● Exercise
For each line in the material below that holds "table", copy that line.
--- START ---
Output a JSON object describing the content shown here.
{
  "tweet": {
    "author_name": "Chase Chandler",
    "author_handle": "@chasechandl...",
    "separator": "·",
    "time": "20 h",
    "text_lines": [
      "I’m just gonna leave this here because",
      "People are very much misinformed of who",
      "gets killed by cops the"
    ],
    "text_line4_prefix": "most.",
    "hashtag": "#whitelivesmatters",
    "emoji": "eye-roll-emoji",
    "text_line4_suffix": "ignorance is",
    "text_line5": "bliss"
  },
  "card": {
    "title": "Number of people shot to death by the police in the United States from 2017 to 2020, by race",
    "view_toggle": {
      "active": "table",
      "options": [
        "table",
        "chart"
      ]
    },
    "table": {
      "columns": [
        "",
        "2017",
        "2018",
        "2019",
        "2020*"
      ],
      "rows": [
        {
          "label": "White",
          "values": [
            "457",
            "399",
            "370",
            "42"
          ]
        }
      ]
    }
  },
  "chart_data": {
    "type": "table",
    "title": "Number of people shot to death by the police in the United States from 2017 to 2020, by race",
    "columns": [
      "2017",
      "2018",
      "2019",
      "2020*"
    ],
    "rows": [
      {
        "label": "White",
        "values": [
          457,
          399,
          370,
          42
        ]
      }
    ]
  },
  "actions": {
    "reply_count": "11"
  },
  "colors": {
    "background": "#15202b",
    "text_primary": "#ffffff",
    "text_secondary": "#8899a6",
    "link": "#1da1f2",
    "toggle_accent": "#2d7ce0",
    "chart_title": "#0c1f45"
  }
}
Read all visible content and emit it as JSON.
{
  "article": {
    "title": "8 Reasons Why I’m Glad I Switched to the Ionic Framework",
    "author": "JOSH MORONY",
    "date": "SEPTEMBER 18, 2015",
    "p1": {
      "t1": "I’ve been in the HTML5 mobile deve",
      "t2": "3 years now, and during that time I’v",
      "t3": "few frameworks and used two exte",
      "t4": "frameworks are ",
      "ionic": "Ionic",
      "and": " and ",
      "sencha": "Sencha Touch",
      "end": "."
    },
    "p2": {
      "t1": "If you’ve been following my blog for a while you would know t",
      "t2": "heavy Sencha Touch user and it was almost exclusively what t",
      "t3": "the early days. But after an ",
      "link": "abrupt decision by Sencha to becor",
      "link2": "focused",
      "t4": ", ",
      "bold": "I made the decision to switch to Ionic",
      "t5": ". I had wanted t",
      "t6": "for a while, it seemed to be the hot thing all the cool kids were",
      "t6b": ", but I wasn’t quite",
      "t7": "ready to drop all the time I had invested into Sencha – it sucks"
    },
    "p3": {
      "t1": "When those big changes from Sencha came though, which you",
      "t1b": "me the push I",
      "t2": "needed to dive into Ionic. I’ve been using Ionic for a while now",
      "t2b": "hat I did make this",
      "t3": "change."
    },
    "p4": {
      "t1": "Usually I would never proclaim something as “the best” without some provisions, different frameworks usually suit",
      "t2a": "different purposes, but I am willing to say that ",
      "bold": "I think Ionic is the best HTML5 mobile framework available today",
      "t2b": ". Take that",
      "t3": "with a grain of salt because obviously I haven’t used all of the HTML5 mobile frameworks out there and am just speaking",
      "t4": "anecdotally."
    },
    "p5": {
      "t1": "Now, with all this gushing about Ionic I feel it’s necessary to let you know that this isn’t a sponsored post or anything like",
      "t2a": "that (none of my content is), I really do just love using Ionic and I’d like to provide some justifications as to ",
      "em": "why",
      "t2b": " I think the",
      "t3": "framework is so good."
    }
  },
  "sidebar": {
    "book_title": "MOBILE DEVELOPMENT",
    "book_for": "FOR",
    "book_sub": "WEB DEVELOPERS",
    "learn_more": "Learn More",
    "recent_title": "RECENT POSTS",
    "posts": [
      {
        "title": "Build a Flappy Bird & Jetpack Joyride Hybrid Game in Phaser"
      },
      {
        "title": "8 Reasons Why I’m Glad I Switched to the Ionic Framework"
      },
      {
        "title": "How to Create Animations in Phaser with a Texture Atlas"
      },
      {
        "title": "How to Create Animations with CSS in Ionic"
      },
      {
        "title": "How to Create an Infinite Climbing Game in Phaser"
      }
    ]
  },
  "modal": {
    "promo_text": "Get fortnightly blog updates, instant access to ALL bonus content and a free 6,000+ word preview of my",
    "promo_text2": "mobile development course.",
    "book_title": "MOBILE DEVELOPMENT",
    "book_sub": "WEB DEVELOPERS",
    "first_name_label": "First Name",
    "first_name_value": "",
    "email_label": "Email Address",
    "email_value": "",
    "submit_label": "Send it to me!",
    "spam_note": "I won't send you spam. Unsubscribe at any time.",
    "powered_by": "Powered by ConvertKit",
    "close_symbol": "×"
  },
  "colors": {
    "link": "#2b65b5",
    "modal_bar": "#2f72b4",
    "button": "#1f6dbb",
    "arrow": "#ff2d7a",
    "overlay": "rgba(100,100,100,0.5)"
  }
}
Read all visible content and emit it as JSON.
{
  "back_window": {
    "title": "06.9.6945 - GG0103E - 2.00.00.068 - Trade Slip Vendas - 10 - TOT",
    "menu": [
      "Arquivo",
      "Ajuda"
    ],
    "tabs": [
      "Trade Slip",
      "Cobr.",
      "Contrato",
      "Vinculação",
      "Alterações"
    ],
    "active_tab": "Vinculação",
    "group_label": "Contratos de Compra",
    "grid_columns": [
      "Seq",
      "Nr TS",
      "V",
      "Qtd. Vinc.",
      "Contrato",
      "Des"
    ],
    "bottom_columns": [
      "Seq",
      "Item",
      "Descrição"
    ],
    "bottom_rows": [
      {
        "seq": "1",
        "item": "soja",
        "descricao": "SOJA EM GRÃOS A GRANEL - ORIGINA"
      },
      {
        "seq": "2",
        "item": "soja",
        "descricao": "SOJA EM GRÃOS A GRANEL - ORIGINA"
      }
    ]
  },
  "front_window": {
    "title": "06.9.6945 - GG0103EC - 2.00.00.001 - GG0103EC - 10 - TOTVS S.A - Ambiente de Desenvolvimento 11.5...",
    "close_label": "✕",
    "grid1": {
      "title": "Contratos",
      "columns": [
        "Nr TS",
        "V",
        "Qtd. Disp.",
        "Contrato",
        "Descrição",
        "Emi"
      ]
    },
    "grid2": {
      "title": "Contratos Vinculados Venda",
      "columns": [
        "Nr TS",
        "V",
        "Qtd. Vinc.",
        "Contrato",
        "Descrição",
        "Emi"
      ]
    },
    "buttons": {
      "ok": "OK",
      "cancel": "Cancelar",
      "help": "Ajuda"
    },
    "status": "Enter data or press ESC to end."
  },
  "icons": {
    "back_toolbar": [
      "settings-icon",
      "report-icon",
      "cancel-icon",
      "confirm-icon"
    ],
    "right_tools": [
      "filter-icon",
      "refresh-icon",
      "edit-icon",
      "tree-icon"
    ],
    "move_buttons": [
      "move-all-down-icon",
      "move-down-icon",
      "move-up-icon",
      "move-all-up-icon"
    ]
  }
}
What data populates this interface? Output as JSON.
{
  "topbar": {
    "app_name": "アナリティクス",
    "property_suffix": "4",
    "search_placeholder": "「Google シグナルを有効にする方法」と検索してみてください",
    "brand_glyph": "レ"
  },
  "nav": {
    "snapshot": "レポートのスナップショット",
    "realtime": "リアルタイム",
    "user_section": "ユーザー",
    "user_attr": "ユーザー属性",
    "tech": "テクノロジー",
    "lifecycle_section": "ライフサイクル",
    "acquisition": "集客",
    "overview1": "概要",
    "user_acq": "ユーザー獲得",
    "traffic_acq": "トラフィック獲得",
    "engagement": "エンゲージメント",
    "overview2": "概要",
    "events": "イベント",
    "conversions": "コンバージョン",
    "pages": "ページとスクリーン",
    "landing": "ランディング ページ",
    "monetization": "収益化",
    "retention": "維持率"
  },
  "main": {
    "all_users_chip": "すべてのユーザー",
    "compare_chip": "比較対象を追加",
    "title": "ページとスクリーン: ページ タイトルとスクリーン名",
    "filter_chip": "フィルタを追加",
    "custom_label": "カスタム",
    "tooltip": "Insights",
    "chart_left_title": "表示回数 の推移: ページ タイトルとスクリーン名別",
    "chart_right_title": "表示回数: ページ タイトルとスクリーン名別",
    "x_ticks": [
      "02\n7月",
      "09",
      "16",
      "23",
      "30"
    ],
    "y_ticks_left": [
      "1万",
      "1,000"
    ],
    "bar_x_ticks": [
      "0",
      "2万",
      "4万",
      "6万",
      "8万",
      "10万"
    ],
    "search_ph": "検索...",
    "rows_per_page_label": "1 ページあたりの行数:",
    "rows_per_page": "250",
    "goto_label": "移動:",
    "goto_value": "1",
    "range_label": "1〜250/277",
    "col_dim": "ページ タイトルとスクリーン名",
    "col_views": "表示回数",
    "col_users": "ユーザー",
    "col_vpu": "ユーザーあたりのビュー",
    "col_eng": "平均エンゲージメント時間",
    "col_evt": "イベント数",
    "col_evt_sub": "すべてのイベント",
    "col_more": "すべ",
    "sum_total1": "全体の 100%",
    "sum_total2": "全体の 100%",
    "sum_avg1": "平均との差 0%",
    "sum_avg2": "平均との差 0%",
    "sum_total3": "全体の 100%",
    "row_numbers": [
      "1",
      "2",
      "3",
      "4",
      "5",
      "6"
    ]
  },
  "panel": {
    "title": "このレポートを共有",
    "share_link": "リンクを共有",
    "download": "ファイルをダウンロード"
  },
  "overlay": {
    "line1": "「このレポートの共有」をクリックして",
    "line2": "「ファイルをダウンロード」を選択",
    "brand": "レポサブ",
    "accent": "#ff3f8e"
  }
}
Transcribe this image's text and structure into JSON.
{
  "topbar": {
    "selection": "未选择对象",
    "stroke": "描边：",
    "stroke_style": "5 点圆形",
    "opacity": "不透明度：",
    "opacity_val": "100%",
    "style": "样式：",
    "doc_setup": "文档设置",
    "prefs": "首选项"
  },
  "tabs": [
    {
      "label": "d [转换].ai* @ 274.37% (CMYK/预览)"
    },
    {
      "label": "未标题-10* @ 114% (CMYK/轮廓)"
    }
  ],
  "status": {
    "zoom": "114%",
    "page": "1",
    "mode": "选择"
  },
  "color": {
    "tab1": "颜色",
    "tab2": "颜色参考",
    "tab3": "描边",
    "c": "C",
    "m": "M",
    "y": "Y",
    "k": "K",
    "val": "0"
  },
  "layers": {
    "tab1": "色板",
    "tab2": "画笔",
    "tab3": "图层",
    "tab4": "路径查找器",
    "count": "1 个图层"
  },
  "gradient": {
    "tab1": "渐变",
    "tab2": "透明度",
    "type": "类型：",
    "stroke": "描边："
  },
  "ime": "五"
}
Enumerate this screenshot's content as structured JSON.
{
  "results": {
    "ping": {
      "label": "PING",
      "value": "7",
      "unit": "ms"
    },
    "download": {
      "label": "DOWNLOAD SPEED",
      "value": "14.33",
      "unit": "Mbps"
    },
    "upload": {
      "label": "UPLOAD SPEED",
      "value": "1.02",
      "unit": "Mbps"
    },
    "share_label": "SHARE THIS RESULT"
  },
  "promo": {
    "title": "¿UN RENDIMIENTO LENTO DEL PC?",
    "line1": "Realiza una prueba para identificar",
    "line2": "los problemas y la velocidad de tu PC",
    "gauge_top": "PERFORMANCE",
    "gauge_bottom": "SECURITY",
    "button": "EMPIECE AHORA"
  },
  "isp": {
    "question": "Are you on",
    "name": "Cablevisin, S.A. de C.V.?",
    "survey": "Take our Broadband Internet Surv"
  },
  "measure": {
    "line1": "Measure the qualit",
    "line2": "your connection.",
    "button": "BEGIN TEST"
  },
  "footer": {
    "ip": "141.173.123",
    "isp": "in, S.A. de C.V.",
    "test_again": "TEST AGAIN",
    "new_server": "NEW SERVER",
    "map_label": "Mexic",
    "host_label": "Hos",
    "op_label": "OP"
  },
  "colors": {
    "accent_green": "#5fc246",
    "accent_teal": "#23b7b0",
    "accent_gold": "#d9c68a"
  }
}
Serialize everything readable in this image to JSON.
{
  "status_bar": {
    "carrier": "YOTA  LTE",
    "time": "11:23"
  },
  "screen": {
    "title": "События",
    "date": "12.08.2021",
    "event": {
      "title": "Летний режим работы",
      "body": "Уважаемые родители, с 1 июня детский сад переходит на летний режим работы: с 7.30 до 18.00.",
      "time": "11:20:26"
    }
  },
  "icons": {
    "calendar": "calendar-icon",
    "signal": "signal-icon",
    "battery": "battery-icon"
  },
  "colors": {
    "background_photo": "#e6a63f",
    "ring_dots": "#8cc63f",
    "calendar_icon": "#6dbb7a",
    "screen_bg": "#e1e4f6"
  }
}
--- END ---
● Task solution
      "active": "table",
        "table",
    "table": {
    "type": "table",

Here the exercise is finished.